**WHAT NEEDS TO BE DONE**
Of the lines below, count those containing the word "permission". Reply with the number alone.

### GIVEN DATA ###

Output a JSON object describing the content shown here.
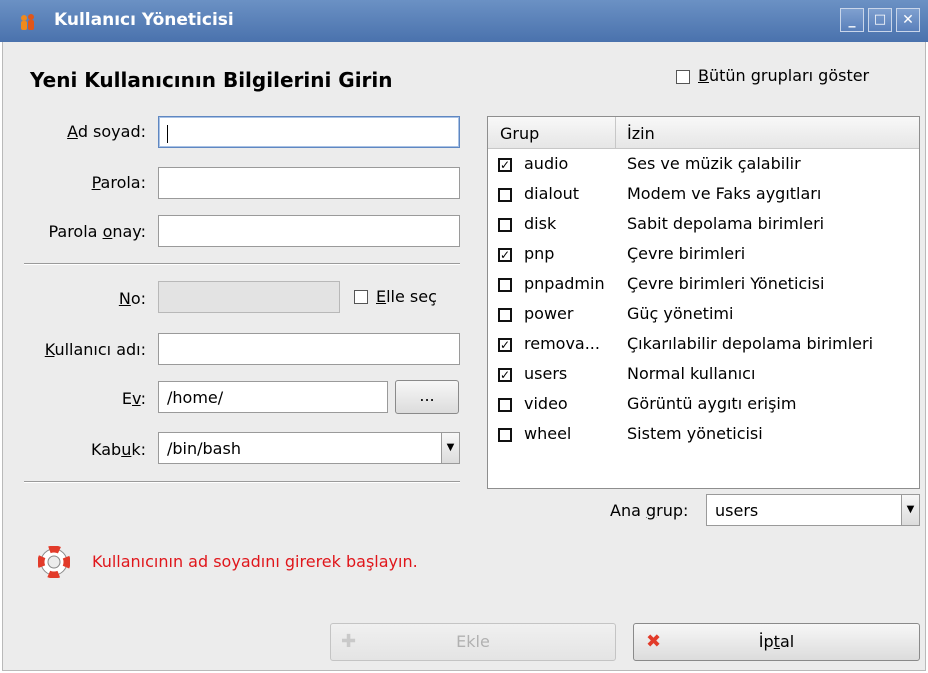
{
  "window": {
    "title": "Kullanıcı Yöneticisi",
    "controls": {
      "minimize": "_",
      "maximize": "□",
      "close": "✕"
    }
  },
  "form": {
    "heading": "Yeni Kullanıcının Bilgilerini Girin",
    "show_all_groups": {
      "label": "Bütün grupları göster",
      "accesskey": "B",
      "rest": "ütün grupları göster",
      "checked": false
    },
    "fullname": {
      "label_access": "A",
      "label_rest": "d soyad:",
      "value": ""
    },
    "password": {
      "label_access": "P",
      "label_rest": "arola:",
      "value": ""
    },
    "password_confirm": {
      "label_pre": "Parola ",
      "label_access": "o",
      "label_rest": "nay:",
      "value": ""
    },
    "uid": {
      "label_access": "N",
      "label_rest": "o:",
      "value": "",
      "manual_pick": {
        "access": "E",
        "rest": "lle seç",
        "checked": false
      }
    },
    "username": {
      "label_access": "K",
      "label_rest": "ullanıcı adı:",
      "value": ""
    },
    "home": {
      "label_pre": "E",
      "label_access": "v",
      "label_rest": ":",
      "value": "/home/",
      "browse_label": "..."
    },
    "shell": {
      "label_pre": "Kab",
      "label_access": "u",
      "label_rest": "k:",
      "value": "/bin/bash"
    }
  },
  "groups": {
    "columns": [
      "Grup",
      "İzin"
    ],
    "rows": [
      {
        "name": "audio",
        "permission": "Ses ve müzik çalabilir",
        "checked": true
      },
      {
        "name": "dialout",
        "permission": "Modem ve Faks aygıtları",
        "checked": false
      },
      {
        "name": "disk",
        "permission": "Sabit depolama birimleri",
        "checked": false
      },
      {
        "name": "pnp",
        "permission": "Çevre birimleri",
        "checked": true
      },
      {
        "name": "pnpadmin",
        "permission": "Çevre birimleri Yöneticisi",
        "checked": false
      },
      {
        "name": "power",
        "permission": "Güç yönetimi",
        "checked": false
      },
      {
        "name": "remova...",
        "permission": "Çıkarılabilir depolama birimleri",
        "checked": true
      },
      {
        "name": "users",
        "permission": "Normal kullanıcı",
        "checked": true
      },
      {
        "name": "video",
        "permission": "Görüntü aygıtı erişim",
        "checked": false
      },
      {
        "name": "wheel",
        "permission": "Sistem yöneticisi",
        "checked": false
      }
    ],
    "main_group": {
      "label_pre": "Ana ",
      "label_access": "g",
      "label_rest": "rup:",
      "value": "users"
    }
  },
  "status": {
    "message": "Kullanıcının ad soyadını girerek başlayın.",
    "icon": "lifebuoy-icon"
  },
  "buttons": {
    "add": {
      "label": "Ekle",
      "enabled": false
    },
    "cancel": {
      "label_pre": "İp",
      "label_access": "t",
      "label_rest": "al"
    }
  },
  "colors": {
    "titlebar": "#5a80bb",
    "error_text": "#e0161b",
    "dialog_bg": "#ececec"
  }
}
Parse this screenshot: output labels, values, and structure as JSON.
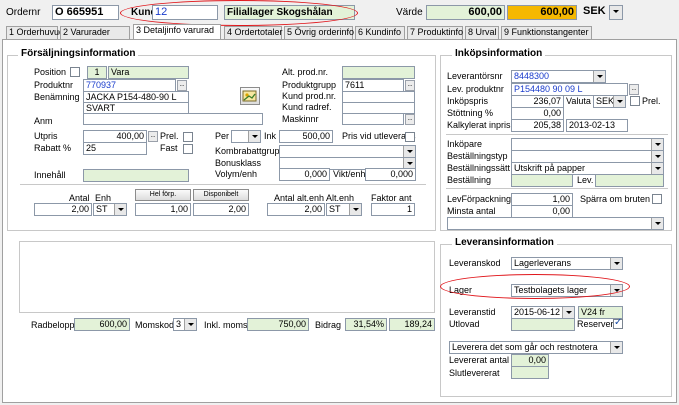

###

**RESULT OF THIS EXERCISE**
10